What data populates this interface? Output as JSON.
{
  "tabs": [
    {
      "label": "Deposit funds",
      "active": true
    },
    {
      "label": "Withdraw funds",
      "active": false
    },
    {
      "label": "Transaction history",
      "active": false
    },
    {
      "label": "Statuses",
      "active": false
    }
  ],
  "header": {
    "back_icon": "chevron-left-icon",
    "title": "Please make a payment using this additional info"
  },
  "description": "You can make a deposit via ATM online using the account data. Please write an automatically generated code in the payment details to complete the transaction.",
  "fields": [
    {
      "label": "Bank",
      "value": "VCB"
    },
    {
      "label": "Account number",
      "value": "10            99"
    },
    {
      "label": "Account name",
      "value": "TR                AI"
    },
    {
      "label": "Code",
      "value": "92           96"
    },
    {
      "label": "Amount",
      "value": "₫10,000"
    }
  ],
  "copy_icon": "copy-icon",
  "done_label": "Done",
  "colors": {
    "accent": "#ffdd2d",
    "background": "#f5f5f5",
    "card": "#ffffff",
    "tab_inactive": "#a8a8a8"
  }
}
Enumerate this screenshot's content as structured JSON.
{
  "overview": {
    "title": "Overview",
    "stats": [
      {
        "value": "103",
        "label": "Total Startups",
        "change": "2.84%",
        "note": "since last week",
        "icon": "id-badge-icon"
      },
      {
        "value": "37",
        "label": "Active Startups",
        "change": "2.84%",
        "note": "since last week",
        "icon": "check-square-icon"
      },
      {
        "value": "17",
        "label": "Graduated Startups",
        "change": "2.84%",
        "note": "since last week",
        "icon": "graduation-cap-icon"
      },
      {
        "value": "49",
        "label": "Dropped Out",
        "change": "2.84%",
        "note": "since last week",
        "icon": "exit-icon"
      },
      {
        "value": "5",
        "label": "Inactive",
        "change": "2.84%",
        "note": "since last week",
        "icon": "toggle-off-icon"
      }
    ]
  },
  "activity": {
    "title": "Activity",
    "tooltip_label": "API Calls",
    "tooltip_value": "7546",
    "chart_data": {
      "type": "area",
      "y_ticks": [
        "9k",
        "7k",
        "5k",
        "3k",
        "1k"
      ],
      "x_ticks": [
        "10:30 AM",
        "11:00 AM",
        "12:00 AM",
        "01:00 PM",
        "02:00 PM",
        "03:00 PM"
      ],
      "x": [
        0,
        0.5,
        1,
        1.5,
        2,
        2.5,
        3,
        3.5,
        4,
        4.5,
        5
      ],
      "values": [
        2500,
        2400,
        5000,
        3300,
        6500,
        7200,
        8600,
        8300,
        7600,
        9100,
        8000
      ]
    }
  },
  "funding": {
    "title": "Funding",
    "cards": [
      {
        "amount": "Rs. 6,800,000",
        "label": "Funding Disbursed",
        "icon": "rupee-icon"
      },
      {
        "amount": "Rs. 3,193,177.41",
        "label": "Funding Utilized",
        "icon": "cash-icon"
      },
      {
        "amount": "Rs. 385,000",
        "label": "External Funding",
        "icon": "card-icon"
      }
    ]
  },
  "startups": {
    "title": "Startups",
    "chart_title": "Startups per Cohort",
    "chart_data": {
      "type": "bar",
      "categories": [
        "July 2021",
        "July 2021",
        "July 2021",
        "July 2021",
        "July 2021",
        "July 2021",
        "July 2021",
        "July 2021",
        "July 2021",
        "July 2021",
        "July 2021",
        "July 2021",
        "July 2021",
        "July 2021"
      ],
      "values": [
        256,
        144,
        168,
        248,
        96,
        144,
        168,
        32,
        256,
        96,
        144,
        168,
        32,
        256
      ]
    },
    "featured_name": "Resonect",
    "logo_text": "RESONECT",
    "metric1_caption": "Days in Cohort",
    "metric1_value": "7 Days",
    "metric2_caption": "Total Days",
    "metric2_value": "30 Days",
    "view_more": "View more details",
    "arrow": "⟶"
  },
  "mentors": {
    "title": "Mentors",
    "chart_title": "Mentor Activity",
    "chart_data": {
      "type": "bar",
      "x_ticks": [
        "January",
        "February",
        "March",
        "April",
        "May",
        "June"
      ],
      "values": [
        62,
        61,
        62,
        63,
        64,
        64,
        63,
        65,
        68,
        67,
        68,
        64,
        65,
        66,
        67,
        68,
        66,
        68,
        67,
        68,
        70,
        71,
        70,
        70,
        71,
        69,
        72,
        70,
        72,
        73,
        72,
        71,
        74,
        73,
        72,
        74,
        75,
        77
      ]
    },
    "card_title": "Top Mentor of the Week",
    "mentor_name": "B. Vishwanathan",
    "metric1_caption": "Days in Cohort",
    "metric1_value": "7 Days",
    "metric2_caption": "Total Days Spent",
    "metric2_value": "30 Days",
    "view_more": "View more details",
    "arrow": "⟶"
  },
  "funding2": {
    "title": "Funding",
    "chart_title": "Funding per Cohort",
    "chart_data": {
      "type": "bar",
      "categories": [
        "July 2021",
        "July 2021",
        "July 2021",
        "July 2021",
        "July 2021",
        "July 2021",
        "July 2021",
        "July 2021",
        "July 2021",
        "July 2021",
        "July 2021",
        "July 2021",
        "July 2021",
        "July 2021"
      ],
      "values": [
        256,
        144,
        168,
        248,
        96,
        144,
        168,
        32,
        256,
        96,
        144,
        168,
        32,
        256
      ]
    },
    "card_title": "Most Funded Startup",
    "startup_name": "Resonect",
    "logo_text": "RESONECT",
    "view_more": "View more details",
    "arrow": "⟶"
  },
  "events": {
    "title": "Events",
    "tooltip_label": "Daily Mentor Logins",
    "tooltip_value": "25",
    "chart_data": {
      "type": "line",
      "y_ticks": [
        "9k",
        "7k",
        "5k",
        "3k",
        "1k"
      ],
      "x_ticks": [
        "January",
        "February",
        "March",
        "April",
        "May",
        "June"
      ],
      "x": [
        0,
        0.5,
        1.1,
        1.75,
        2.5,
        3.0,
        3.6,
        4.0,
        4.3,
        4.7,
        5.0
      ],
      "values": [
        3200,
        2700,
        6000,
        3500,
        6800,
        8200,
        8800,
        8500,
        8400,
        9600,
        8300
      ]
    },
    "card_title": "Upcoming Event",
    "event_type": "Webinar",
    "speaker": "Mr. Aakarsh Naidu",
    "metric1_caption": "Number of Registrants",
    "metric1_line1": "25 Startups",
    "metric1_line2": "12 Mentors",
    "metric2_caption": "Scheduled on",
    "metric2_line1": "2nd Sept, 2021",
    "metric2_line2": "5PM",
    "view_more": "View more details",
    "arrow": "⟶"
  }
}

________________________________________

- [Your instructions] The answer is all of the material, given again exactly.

- [Exercise answer]
What data populates this interface? Output as JSON.
{
  "tabs": [
    {
      "label": "Deposit funds",
      "active": true
    },
    {
      "label": "Withdraw funds",
      "active": false
    },
    {
      "label": "Transaction history",
      "active": false
    },
    {
      "label": "Statuses",
      "active": false
    }
  ],
  "header": {
    "back_icon": "chevron-left-icon",
    "title": "Please make a payment using this additional info"
  },
  "description": "You can make a deposit via ATM online using the account data. Please write an automatically generated code in the payment details to complete the transaction.",
  "fields": [
    {
      "label": "Bank",
      "value": "VCB"
    },
    {
      "label": "Account number",
      "value": "10            99"
    },
    {
      "label": "Account name",
      "value": "TR                AI"
    },
    {
      "label": "Code",
      "value": "92           96"
    },
    {
      "label": "Amount",
      "value": "₫10,000"
    }
  ],
  "copy_icon": "copy-icon",
  "done_label": "Done",
  "colors": {
    "accent": "#ffdd2d",
    "background": "#f5f5f5",
    "card": "#ffffff",
    "tab_inactive": "#a8a8a8"
  }
}
Enumerate this screenshot's content as structured JSON.
{
  "overview": {
    "title": "Overview",
    "stats": [
      {
        "value": "103",
        "label": "Total Startups",
        "change": "2.84%",
        "note": "since last week",
        "icon": "id-badge-icon"
      },
      {
        "value": "37",
        "label": "Active Startups",
        "change": "2.84%",
        "note": "since last week",
        "icon": "check-square-icon"
      },
      {
        "value": "17",
        "label": "Graduated Startups",
        "change": "2.84%",
        "note": "since last week",
        "icon": "graduation-cap-icon"
      },
      {
        "value": "49",
        "label": "Dropped Out",
        "change": "2.84%",
        "note": "since last week",
        "icon": "exit-icon"
      },
      {
        "value": "5",
        "label": "Inactive",
        "change": "2.84%",
        "note": "since last week",
        "icon": "toggle-off-icon"
      }
    ]
  },
  "activity": {
    "title": "Activity",
    "tooltip_label": "API Calls",
    "tooltip_value": "7546",
    "chart_data": {
      "type": "area",
      "y_ticks": [
        "9k",
        "7k",
        "5k",
        "3k",
        "1k"
      ],
      "x_ticks": [
        "10:30 AM",
        "11:00 AM",
        "12:00 AM",
        "01:00 PM",
        "02:00 PM",
        "03:00 PM"
      ],
      "x": [
        0,
        0.5,
        1,
        1.5,
        2,
        2.5,
        3,
        3.5,
        4,
        4.5,
        5
      ],
      "values": [
        2500,
        2400,
        5000,
        3300,
        6500,
        7200,
        8600,
        8300,
        7600,
        9100,
        8000
      ]
    }
  },
  "funding": {
    "title": "Funding",
    "cards": [
      {
        "amount": "Rs. 6,800,000",
        "label": "Funding Disbursed",
        "icon": "rupee-icon"
      },
      {
        "amount": "Rs. 3,193,177.41",
        "label": "Funding Utilized",
        "icon": "cash-icon"
      },
      {
        "amount": "Rs. 385,000",
        "label": "External Funding",
        "icon": "card-icon"
      }
    ]
  },
  "startups": {
    "title": "Startups",
    "chart_title": "Startups per Cohort",
    "chart_data": {
      "type": "bar",
      "categories": [
        "July 2021",
        "July 2021",
        "July 2021",
        "July 2021",
        "July 2021",
        "July 2021",
        "July 2021",
        "July 2021",
        "July 2021",
        "July 2021",
        "July 2021",
        "July 2021",
        "July 2021",
        "July 2021"
      ],
      "values": [
        256,
        144,
        168,
        248,
        96,
        144,
        168,
        32,
        256,
        96,
        144,
        168,
        32,
        256
      ]
    },
    "featured_name": "Resonect",
    "logo_text": "RESONECT",
    "metric1_caption": "Days in Cohort",
    "metric1_value": "7 Days",
    "metric2_caption": "Total Days",
    "metric2_value": "30 Days",
    "view_more": "View more details",
    "arrow": "⟶"
  },
  "mentors": {
    "title": "Mentors",
    "chart_title": "Mentor Activity",
    "chart_data": {
      "type": "bar",
      "x_ticks": [
        "January",
        "February",
        "March",
        "April",
        "May",
        "June"
      ],
      "values": [
        62,
        61,
        62,
        63,
        64,
        64,
        63,
        65,
        68,
        67,
        68,
        64,
        65,
        66,
        67,
        68,
        66,
        68,
        67,
        68,
        70,
        71,
        70,
        70,
        71,
        69,
        72,
        70,
        72,
        73,
        72,
        71,
        74,
        73,
        72,
        74,
        75,
        77
      ]
    },
    "card_title": "Top Mentor of the Week",
    "mentor_name": "B. Vishwanathan",
    "metric1_caption": "Days in Cohort",
    "metric1_value": "7 Days",
    "metric2_caption": "Total Days Spent",
    "metric2_value": "30 Days",
    "view_more": "View more details",
    "arrow": "⟶"
  },
  "funding2": {
    "title": "Funding",
    "chart_title": "Funding per Cohort",
    "chart_data": {
      "type": "bar",
      "categories": [
        "July 2021",
        "July 2021",
        "July 2021",
        "July 2021",
        "July 2021",
        "July 2021",
        "July 2021",
        "July 2021",
        "July 2021",
        "July 2021",
        "July 2021",
        "July 2021",
        "July 2021",
        "July 2021"
      ],
      "values": [
        256,
        144,
        168,
        248,
        96,
        144,
        168,
        32,
        256,
        96,
        144,
        168,
        32,
        256
      ]
    },
    "card_title": "Most Funded Startup",
    "startup_name": "Resonect",
    "logo_text": "RESONECT",
    "view_more": "View more details",
    "arrow": "⟶"
  },
  "events": {
    "title": "Events",
    "tooltip_label": "Daily Mentor Logins",
    "tooltip_value": "25",
    "chart_data": {
      "type": "line",
      "y_ticks": [
        "9k",
        "7k",
        "5k",
        "3k",
        "1k"
      ],
      "x_ticks": [
        "January",
        "February",
        "March",
        "April",
        "May",
        "June"
      ],
      "x": [
        0,
        0.5,
        1.1,
        1.75,
        2.5,
        3.0,
        3.6,
        4.0,
        4.3,
        4.7,
        5.0
      ],
      "values": [
        3200,
        2700,
        6000,
        3500,
        6800,
        8200,
        8800,
        8500,
        8400,
        9600,
        8300
      ]
    },
    "card_title": "Upcoming Event",
    "event_type": "Webinar",
    "speaker": "Mr. Aakarsh Naidu",
    "metric1_caption": "Number of Registrants",
    "metric1_line1": "25 Startups",
    "metric1_line2": "12 Mentors",
    "metric2_caption": "Scheduled on",
    "metric2_line1": "2nd Sept, 2021",
    "metric2_line2": "5PM",
    "view_more": "View more details",
    "arrow": "⟶"
  }
}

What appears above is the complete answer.